‘Shilpa Shetty’s book didn’t sell over 100,000 copies only because she is Shilpa Shetty, but also because she is very well known for her fitness,’ a publishing professional told me.
Similarly, former Bollywood actress Anu Agarwal’s awe-inspiring journey from the cult movie Aashiqui to a reclusive, media-shy yogi after a near-death experience is a story that had to be told.
Even within the sub-genre of Bollywood books, there are certain titles that outperform others. Memoirs are by far the biggest draws for publishers and readers. One can hardly recall a single Bollywood memoir that hasn’t done exceptionally well. The same cannot be said of biographies (even those whose authors have full access to their subjects) or works of fiction, short stories, or poetry penned by the stars. The recently released first and only biography of a big star notorious for having run-ins with the law sank without a trace. I know of many other well-researched biographies that haven’t sold beyond 3,000-5,000 copies. Perhaps it is for this very reason that publishers are more welcoming of first-person accounts, even those ghost-written by a journalist who has either followed the star over the years or with whom he/she has a strong rapport.
This Bollywood craze benefits professionals attached to stars and makes the path to publication very easy for them. Almost every other publishing house has published or is going to publish some B-town star’s fitness trainer, nutritionist, counsellor, stylist, even a dentist. In fact, the favourite DJ of the reigning king of Bollywood is coming out with a book. Most of these titles are actively and unabashedly endorsed, launched and promoted by the star in question.
However, there is one major downside to publishing such books. Most of them are hard to assemble and publish, and involve endless delays and star tantrums. ‘It normally takes at least two years to publish such a book from the time of signing,’ a commissioning editor specialising in such books told me.
The situation is even worse if the star has committed to writing the book himself/herself. One of my authors recently told me that a Bollywood actress confessed to her that she hadn’t written even one word of the book she was supposedly publishing with a major publishing house. If one factors in the endless trips to Mumbai, the lavish seven-star wooing-and-cajoling meals, the unavoidable editorial handholding, and the excessive post-publication marketing spending, one wonders if these books recover their costs at all.
While Bollywood continues to make stars out of publishing, either by endorsing writers or even making mainstream big-budget films out of their works, the reverse has never happened. Unless, of course, one refuses to accept that Twinkle Khanna’s incredible publishing story falls in that category. Khanna is one out of the only two Indian female writers who have surpassed the sale of 1 lakh copies, the other being the spiritual-romance author Savi Sharma. But unlike Sharma, Khanna enjoys the patronage of both mass market readers and serious literary readers, both of whom find her writing genuinely good and humorous. Her appeal mirrors that of another bestselling writer, Anuja Chauhan, except that both her books have sold way more than the latter’s.

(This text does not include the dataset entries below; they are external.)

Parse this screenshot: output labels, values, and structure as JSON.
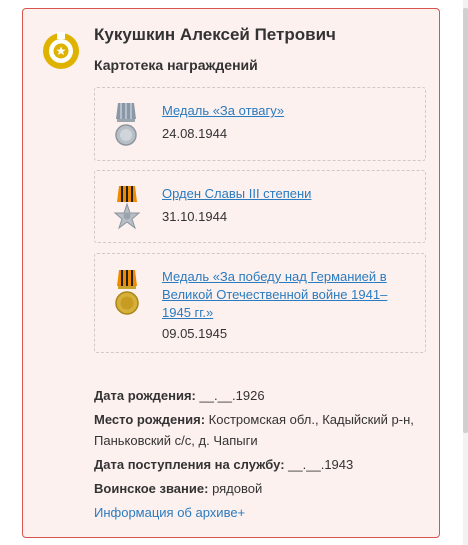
{
  "person": {
    "name": "Кукушкин Алексей Петрович",
    "subtitle": "Картотека награждений"
  },
  "awards": [
    {
      "title": "Медаль «За отвагу»",
      "date": "24.08.1944"
    },
    {
      "title": "Орден Славы III степени",
      "date": "31.10.1944"
    },
    {
      "title_lines": [
        "Медаль «За победу над Германией в",
        "Великой Отечественной войне 1941–",
        "1945 гг.»"
      ],
      "date": "09.05.1945"
    }
  ],
  "details": {
    "birth_date_label": "Дата рождения:",
    "birth_date_value": "__.__.1926",
    "birth_place_label": "Место рождения:",
    "birth_place_value_line1": "Костромская обл., Кадыйский р-н,",
    "birth_place_value_line2": "Паньковский с/с, д. Чапыги",
    "service_date_label": "Дата поступления на службу:",
    "service_date_value": "__.__.1943",
    "rank_label": "Воинское звание:",
    "rank_value": "рядовой",
    "archive_link": "Информация об архиве+"
  },
  "colors": {
    "accent_gold": "#e0b200",
    "border_red": "#d9534f",
    "link_blue": "#2a7bbf",
    "card_bg": "#fdf1ef"
  },
  "icons": [
    "medal-logo-icon",
    "medal-bravery-icon",
    "order-glory-icon",
    "medal-victory-icon"
  ]
}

When I asked a publishing professional if these Bollywood books will make life difficult for the already embattled debut writers in our country, he said, ‘No. Because they are in a different category.’ But the fact remains that they are published by the same publishing houses with finite budgets, and limited editorial and marketing resources.
Kanishka Gupta is a literary agent, author, consultant and publishing commentator. He is the founder of Writer’s Side, the largest literary agency and consultancy in South Asia.